Dataset entries:

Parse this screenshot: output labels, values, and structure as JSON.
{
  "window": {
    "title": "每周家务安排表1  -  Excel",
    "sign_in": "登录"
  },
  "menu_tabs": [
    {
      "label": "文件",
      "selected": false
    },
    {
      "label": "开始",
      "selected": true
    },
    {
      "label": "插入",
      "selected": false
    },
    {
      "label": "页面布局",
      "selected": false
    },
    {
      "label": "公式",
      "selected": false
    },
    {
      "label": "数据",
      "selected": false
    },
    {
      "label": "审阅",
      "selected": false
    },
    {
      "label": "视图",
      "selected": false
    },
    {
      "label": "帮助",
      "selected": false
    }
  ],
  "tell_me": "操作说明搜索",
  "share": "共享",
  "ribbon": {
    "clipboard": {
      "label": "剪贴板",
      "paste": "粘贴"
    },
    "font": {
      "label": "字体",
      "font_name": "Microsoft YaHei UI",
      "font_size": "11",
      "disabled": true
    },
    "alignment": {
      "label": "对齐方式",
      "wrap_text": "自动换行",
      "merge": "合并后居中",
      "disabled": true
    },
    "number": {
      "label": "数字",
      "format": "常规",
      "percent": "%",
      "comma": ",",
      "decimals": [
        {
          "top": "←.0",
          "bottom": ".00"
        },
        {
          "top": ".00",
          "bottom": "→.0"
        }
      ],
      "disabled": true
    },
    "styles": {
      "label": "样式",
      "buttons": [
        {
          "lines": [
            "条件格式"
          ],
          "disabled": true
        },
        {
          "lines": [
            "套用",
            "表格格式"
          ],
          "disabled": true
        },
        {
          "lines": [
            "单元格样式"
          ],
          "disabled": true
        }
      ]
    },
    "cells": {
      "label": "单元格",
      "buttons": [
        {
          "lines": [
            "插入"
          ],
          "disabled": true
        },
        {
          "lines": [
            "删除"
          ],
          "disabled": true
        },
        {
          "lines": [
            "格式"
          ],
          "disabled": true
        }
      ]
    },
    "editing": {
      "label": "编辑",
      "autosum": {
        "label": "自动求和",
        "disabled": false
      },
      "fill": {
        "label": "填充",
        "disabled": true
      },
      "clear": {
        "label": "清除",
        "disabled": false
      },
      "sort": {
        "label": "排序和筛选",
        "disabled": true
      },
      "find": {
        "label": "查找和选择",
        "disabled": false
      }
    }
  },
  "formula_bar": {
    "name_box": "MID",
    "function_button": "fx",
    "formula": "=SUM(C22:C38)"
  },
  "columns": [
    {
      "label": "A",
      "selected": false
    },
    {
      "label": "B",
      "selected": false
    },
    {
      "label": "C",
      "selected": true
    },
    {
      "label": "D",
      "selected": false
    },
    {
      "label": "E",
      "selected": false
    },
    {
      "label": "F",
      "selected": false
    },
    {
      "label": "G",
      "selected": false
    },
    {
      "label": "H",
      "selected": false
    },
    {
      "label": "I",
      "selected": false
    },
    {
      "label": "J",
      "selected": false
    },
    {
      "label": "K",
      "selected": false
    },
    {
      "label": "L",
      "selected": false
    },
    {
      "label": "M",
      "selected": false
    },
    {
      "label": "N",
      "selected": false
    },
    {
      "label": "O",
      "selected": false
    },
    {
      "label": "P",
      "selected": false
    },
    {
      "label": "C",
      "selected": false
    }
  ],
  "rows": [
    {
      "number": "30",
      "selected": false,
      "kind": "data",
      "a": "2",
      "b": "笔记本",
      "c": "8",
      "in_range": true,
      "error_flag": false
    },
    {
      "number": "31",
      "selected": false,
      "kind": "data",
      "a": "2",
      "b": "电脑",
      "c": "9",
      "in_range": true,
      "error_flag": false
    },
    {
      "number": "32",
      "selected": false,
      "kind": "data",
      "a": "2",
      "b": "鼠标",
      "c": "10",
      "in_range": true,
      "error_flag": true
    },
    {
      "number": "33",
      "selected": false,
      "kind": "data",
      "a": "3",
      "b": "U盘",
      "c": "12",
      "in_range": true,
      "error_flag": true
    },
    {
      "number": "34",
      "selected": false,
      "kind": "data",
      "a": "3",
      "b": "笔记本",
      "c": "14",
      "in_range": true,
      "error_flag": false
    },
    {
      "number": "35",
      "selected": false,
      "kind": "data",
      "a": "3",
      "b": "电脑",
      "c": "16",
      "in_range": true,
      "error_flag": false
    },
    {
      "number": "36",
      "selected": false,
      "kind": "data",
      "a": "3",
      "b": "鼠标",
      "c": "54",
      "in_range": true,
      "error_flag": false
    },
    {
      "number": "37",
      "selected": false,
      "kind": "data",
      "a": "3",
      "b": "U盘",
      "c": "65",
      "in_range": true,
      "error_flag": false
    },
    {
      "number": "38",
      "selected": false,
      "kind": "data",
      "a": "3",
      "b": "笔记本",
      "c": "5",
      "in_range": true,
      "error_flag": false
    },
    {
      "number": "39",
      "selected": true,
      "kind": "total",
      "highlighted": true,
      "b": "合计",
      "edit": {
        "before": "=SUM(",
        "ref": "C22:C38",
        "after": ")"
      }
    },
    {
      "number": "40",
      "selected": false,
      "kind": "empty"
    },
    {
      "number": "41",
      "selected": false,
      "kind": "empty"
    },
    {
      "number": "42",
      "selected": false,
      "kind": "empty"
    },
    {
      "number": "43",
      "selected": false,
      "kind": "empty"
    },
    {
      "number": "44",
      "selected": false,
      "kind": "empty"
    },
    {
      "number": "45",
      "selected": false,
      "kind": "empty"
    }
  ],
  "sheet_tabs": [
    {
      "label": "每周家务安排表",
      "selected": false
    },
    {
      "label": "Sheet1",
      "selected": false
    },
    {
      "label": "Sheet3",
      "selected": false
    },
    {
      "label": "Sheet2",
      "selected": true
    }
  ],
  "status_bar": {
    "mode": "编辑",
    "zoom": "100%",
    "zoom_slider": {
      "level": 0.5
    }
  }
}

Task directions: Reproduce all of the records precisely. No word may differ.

Output of the exercise:
Parse this screenshot: output labels, values, and structure as JSON.
{
  "window": {
    "title": "每周家务安排表1  -  Excel",
    "sign_in": "登录"
  },
  "menu_tabs": [
    {
      "label": "文件",
      "selected": false
    },
    {
      "label": "开始",
      "selected": true
    },
    {
      "label": "插入",
      "selected": false
    },
    {
      "label": "页面布局",
      "selected": false
    },
    {
      "label": "公式",
      "selected": false
    },
    {
      "label": "数据",
      "selected": false
    },
    {
      "label": "审阅",
      "selected": false
    },
    {
      "label": "视图",
      "selected": false
    },
    {
      "label": "帮助",
      "selected": false
    }
  ],
  "tell_me": "操作说明搜索",
  "share": "共享",
  "ribbon": {
    "clipboard": {
      "label": "剪贴板",
      "paste": "粘贴"
    },
    "font": {
      "label": "字体",
      "font_name": "Microsoft YaHei UI",
      "font_size": "11",
      "disabled": true
    },
    "alignment": {
      "label": "对齐方式",
      "wrap_text": "自动换行",
      "merge": "合并后居中",
      "disabled": true
    },
    "number": {
      "label": "数字",
      "format": "常规",
      "percent": "%",
      "comma": ",",
      "decimals": [
        {
          "top": "←.0",
          "bottom": ".00"
        },
        {
          "top": ".00",
          "bottom": "→.0"
        }
      ],
      "disabled": true
    },
    "styles": {
      "label": "样式",
      "buttons": [
        {
          "lines": [
            "条件格式"
          ],
          "disabled": true
        },
        {
          "lines": [
            "套用",
            "表格格式"
          ],
          "disabled": true
        },
        {
          "lines": [
            "单元格样式"
          ],
          "disabled": true
        }
      ]
    },
    "cells": {
      "label": "单元格",
      "buttons": [
        {
          "lines": [
            "插入"
          ],
          "disabled": true
        },
        {
          "lines": [
            "删除"
          ],
          "disabled": true
        },
        {
          "lines": [
            "格式"
          ],
          "disabled": true
        }
      ]
    },
    "editing": {
      "label": "编辑",
      "autosum": {
        "label": "自动求和",
        "disabled": false
      },
      "fill": {
        "label": "填充",
        "disabled": true
      },
      "clear": {
        "label": "清除",
        "disabled": false
      },
      "sort": {
        "label": "排序和筛选",
        "disabled": true
      },
      "find": {
        "label": "查找和选择",
        "disabled": false
      }
    }
  },
  "formula_bar": {
    "name_box": "MID",
    "function_button": "fx",
    "formula": "=SUM(C22:C38)"
  },
  "columns": [
    {
      "label": "A",
      "selected": false
    },
    {
      "label": "B",
      "selected": false
    },
    {
      "label": "C",
      "selected": true
    },
    {
      "label": "D",
      "selected": false
    },
    {
      "label": "E",
      "selected": false
    },
    {
      "label": "F",
      "selected": false
    },
    {
      "label": "G",
      "selected": false
    },
    {
      "label": "H",
      "selected": false
    },
    {
      "label": "I",
      "selected": false
    },
    {
      "label": "J",
      "selected": false
    },
    {
      "label": "K",
      "selected": false
    },
    {
      "label": "L",
      "selected": false
    },
    {
      "label": "M",
      "selected": false
    },
    {
      "label": "N",
      "selected": false
    },
    {
      "label": "O",
      "selected": false
    },
    {
      "label": "P",
      "selected": false
    },
    {
      "label": "C",
      "selected": false
    }
  ],
  "rows": [
    {
      "number": "30",
      "selected": false,
      "kind": "data",
      "a": "2",
      "b": "笔记本",
      "c": "8",
      "in_range": true,
      "error_flag": false
    },
    {
      "number": "31",
      "selected": false,
      "kind": "data",
      "a": "2",
      "b": "电脑",
      "c": "9",
      "in_range": true,
      "error_flag": false
    },
    {
      "number": "32",
      "selected": false,
      "kind": "data",
      "a": "2",
      "b": "鼠标",
      "c": "10",
      "in_range": true,
      "error_flag": true
    },
    {
      "number": "33",
      "selected": false,
      "kind": "data",
      "a": "3",
      "b": "U盘",
      "c": "12",
      "in_range": true,
      "error_flag": true
    },
    {
      "number": "34",
      "selected": false,
      "kind": "data",
      "a": "3",
      "b": "笔记本",
      "c": "14",
      "in_range": true,
      "error_flag": false
    },
    {
      "number": "35",
      "selected": false,
      "kind": "data",
      "a": "3",
      "b": "电脑",
      "c": "16",
      "in_range": true,
      "error_flag": false
    },
    {
      "number": "36",
      "selected": false,
      "kind": "data",
      "a": "3",
      "b": "鼠标",
      "c": "54",
      "in_range": true,
      "error_flag": false
    },
    {
      "number": "37",
      "selected": false,
      "kind": "data",
      "a": "3",
      "b": "U盘",
      "c": "65",
      "in_range": true,
      "error_flag": false
    },
    {
      "number": "38",
      "selected": false,
      "kind": "data",
      "a": "3",
      "b": "笔记本",
      "c": "5",
      "in_range": true,
      "error_flag": false
    },
    {
      "number": "39",
      "selected": true,
      "kind": "total",
      "highlighted": true,
      "b": "合计",
      "edit": {
        "before": "=SUM(",
        "ref": "C22:C38",
        "after": ")"
      }
    },
    {
      "number": "40",
      "selected": false,
      "kind": "empty"
    },
    {
      "number": "41",
      "selected": false,
      "kind": "empty"
    },
    {
      "number": "42",
      "selected": false,
      "kind": "empty"
    },
    {
      "number": "43",
      "selected": false,
      "kind": "empty"
    },
    {
      "number": "44",
      "selected": false,
      "kind": "empty"
    },
    {
      "number": "45",
      "selected": false,
      "kind": "empty"
    }
  ],
  "sheet_tabs": [
    {
      "label": "每周家务安排表",
      "selected": false
    },
    {
      "label": "Sheet1",
      "selected": false
    },
    {
      "label": "Sheet3",
      "selected": false
    },
    {
      "label": "Sheet2",
      "selected": true
    }
  ],
  "status_bar": {
    "mode": "编辑",
    "zoom": "100%",
    "zoom_slider": {
      "level": 0.5
    }
  }
}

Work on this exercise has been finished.